The Badlands Rock Trail is a seasonally open two-track trail that traverses the Badlands Wilderness to a large rock outcrop with 360-degree views of Central Oregon. To protect wildlife during the breeding season, Badlands Rock is closed to all uses annually from March 1 until as late as August 31. Trailhead access is located at the Badlands Rock Trailhead, approximately 18 miles southeast of Bend, Oregon. From Bend, drive 17.9 miles east on State Highway 20. Turn left at the large gravel piles, cross a cattle guard, and proceed one mile northeast along a paved road. Park at the Bureau of Land Management kiosk and proceed 3 miles north along the Badlands Rock Trail to Badlands Rock. A map is available at the trailhead, but no trail signs are present. To protect wildlife during the breeding season, Badlands Rock is closed to all uses annually from March 1 until as late as August 31.
Flatiron Trail - In-and-out hike or horse ride with shorter looping options; 5.0-6.0 miles, round trip, depending on route taken; No water or services; Elevation gain/loss: 60 feet
The Flatiron Trail is a two-track trail that skirts the flank of the relatively nondescript Badlands shield volcano and gently descends to an unusual rock outcrop known as the Flatiron. Here, one can walk in an oblong-shaped moat, or crack for a lunar-like hiking experience. The trail continues to the north boundary of Badlands Wilderness. Trailhead access is located at the Flatiron Trailhead, 16 miles east of Bend, Oregon. Trailhead coordinates are in Zone 10 of the UTM coordinate system based on the North American Datum of 1927 (656399E 4868801N).
Rockhounding, vending, and the use of paint ball guns are prohibited within the Badlands Wilderness as is the cutting of trees or vegetation. Geocaching is allowed within the Badlands Wilderness. However, there is a limit of 17 geocaches at a time.
Want to Volunteer for Wilderness?

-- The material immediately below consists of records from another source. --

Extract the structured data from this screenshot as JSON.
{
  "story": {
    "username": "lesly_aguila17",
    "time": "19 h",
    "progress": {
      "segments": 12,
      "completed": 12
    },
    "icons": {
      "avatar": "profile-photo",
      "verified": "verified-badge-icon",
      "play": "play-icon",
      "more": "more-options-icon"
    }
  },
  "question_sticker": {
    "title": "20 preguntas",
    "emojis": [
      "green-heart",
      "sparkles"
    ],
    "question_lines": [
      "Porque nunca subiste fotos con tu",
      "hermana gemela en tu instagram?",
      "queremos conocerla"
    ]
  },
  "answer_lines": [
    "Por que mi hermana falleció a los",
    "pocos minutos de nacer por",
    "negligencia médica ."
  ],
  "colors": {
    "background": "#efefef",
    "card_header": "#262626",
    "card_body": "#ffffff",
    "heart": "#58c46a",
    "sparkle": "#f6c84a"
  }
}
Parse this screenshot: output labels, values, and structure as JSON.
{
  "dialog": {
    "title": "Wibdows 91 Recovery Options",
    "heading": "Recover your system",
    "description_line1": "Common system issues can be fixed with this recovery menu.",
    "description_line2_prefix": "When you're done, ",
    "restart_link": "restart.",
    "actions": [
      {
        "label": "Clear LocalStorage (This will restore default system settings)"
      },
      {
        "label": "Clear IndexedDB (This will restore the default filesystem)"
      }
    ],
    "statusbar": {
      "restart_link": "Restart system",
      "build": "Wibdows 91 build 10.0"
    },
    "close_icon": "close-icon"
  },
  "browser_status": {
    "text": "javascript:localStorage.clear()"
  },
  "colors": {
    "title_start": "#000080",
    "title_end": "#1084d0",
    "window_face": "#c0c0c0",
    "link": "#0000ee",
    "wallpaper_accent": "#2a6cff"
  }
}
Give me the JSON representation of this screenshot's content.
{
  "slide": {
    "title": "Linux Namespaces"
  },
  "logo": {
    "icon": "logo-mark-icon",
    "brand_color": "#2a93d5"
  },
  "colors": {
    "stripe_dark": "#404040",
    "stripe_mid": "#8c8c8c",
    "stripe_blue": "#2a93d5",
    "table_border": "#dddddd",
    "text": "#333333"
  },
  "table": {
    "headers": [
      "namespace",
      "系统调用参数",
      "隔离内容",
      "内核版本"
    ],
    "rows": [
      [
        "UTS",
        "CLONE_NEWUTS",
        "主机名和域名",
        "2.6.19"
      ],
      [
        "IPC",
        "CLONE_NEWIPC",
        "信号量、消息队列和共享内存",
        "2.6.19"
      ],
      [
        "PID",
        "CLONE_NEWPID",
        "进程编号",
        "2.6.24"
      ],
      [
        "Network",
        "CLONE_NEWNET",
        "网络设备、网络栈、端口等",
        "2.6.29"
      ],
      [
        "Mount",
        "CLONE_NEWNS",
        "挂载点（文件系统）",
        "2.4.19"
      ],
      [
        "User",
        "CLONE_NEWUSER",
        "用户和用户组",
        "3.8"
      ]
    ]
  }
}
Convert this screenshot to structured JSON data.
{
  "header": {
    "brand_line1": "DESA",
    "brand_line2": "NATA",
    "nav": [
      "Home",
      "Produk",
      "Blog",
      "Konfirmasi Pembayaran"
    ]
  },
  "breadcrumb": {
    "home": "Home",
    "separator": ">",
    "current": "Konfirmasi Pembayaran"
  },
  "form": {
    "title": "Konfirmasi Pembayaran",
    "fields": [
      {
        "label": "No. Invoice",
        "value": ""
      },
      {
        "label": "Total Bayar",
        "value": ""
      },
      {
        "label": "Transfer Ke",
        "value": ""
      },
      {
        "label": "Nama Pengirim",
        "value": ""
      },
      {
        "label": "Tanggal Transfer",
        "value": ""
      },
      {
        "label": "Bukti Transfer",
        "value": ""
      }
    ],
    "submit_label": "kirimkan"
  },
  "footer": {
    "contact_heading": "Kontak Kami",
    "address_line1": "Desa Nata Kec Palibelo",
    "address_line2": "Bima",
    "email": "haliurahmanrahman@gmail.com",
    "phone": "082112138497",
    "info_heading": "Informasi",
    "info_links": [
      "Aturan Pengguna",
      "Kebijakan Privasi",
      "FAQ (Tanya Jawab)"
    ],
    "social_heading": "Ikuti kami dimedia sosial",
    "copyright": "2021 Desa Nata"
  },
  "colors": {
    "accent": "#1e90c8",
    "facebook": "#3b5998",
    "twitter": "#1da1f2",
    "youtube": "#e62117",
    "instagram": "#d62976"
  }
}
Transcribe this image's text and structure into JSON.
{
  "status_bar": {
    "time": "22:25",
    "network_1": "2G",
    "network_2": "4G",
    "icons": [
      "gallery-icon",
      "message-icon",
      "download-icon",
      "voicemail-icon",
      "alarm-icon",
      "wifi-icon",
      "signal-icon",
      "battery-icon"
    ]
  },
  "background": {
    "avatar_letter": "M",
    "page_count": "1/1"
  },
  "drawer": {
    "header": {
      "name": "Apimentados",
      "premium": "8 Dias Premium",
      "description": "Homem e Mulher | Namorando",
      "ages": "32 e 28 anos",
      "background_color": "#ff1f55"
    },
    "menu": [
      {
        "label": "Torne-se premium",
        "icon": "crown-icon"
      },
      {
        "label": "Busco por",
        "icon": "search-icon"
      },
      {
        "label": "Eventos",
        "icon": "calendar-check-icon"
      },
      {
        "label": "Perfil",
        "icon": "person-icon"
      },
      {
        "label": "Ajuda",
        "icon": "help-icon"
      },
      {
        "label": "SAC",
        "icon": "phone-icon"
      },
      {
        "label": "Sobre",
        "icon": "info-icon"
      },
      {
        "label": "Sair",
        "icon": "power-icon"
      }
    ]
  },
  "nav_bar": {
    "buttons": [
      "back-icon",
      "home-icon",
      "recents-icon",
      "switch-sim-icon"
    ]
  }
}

Citizens who volunteer their time to steward our wilderness areas are an essential part of wilderness management. Contact the following groups to inquire about volunteer opportunities.